Alone with Bees


14.05 - 06.06

Assistant: Anna Zsoldos

The hive as an architectural object was born out of the relationship between the beekeeper and the bees. Similarly to architecture, the hive connects those living within and  around it. Over time, hives have gradually ceased to replicate the form of tree cavities that originally served as the natural habitat of bees, and have increasingly transformed into contraptions serving the comfort of humans. The balance has thus broken: instead of  bees, now humans are the determining factor. Due to the stress caused by the changing of the hives, monoculturalism, and toxic pesticides, bees have become more vulnerable to diseases and parasites. As a consequence, they live in complete dependency on humans, as they have no time or energy to solve their own problems. Modern metropolitan life with its constricted living spaces and disconnection from nature gives rise to a similar crisis for humans. The problem of isolation has increased exponentially over the past year. 
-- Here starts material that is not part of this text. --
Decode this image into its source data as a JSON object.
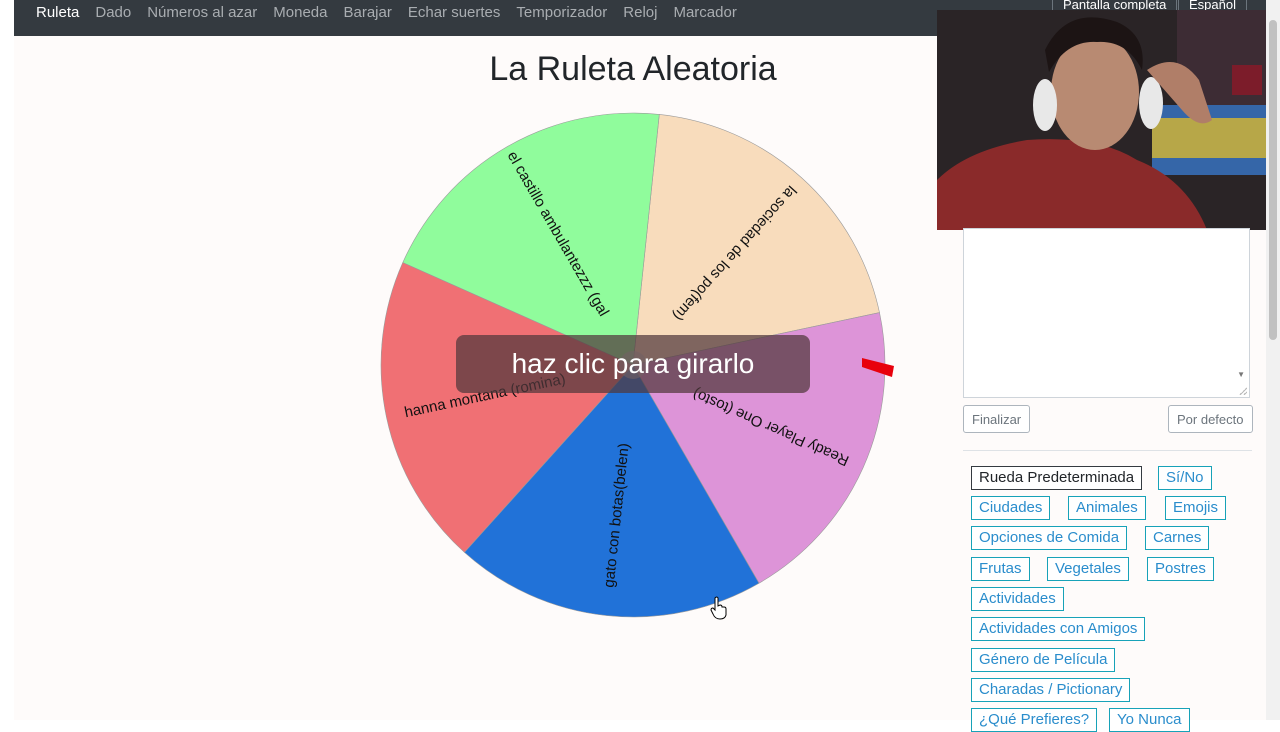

In their project Alone with Bees, AUW explores how the architectural system of the hive has transformed over the ages, and to what extent it correlates with architecture for humans. We are inclined to regard architecture as the opposite of the natural world, but why is this so and why do we believe that the honeycomb built by bees or the anthill are part of nature while the house built by humans is an entirely different world? The beehive is somewhere in between, as it is a human-built space accommodated by bees, which simultaneously has a very intense relationship with nature—the bees—and with humans—the beekeepers—while there is also a strong connection between the two.

AUW  has been making solitary spaces for years. These spaces are not about complete confinement, however: in this case, bees are living constituents of the building, just like the roof or the windows. As the light shining through the window connects humans with the outside world, in this space it is the sound and scent of bees that connect us to the surrounding world.

We create a freeform hive in which bees are free to build their honeycomb structures any way they like. To this end we aim to capture a freshly swarmed colony, who will find it easier to adapt to building their honeycombs inside a hive than colonies that are transferred from another hive. The swarming of bees usually begins in early May, but when exactly half the colony will swarm out of the hive led by the old queen greatly depends on the weather. For this reason, we plan to hold the official vernissage of the house of bees on 10 May, when the swarmed and captured colony will already have been deposited in the hive tower on top of the building.

Visitors need to register by writing an email to One hour time slots can be booked every day between 10.00–13.00 and 15.00–18.00, entitling a single person to spend an hour alone in the building. All information regarding the location and appropriate use of the building will be shared with the registrants via email.